– George Augustus Sala
By the 1880s, Melbourne had developed an international reputation as one of the greatest cities in the world. It was remarked upon by writers such as Mark Twain and Anthony Trollope, and was dubbed 'Marvellous Melbourne' by British journalist George Augustus Sala when he visited in 1885.
Melbourne was in the grip of a land and property boom, which had been building since the 1850s gold rush. Cable trams ferried crowds through the streets, and the young and fashionable 'did the Block', promenading the footpaths and arcades of Collins Street. Telephones and electric light were novelties, and Melbourne’s first 'skyscrapers' appeared.
In 1880–81 and 1888, Melbourne showed itself off to the world by hosting major international exhibitions of industrial, scientific and artistic progress from all corners of the globe.
Less than a decade later, the land speculation bubble burst and the city was plunged into economic gloom.
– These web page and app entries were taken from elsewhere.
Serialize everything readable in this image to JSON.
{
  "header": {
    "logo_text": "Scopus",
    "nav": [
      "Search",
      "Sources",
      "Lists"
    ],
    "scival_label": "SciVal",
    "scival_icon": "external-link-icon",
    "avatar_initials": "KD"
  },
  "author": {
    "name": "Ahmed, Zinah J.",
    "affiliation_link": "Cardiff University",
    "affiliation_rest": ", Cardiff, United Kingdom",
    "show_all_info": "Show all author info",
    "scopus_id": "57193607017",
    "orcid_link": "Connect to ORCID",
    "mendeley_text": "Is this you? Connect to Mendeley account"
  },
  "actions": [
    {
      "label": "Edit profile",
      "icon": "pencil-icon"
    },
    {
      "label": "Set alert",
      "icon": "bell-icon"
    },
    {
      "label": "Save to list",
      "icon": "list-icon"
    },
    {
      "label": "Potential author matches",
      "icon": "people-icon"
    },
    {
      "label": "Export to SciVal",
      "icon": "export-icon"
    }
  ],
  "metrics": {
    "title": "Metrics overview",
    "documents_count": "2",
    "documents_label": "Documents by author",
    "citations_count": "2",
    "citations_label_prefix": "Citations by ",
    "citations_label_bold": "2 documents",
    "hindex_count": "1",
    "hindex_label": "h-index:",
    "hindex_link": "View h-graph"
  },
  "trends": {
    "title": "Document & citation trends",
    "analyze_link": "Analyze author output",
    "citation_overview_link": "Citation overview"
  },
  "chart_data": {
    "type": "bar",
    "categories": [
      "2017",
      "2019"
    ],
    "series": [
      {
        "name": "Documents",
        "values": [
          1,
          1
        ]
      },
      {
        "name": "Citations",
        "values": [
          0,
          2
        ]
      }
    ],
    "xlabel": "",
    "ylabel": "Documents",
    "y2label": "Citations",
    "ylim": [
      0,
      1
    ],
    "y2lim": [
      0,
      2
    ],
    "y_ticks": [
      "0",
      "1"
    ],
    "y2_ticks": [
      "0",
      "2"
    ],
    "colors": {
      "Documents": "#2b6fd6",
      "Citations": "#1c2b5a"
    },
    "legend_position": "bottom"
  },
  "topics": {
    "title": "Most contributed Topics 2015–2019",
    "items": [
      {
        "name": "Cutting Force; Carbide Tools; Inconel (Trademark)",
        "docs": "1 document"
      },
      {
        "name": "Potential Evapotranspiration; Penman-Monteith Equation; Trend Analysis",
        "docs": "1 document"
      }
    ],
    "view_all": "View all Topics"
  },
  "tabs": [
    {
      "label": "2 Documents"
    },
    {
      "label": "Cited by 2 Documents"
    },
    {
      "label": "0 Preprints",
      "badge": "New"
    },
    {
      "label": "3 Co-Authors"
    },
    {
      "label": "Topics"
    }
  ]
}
When Melbourne recovered ten years later, the city was poised to become the first capital of a new nation.
This image gallery presents an overview of items reflecting the theme of Marvellous Melbourne that have been on display in The Changing Face of Victoria exhibition since it opened in 2004.
Visit our other online galleries that explore The changing face of Victoria: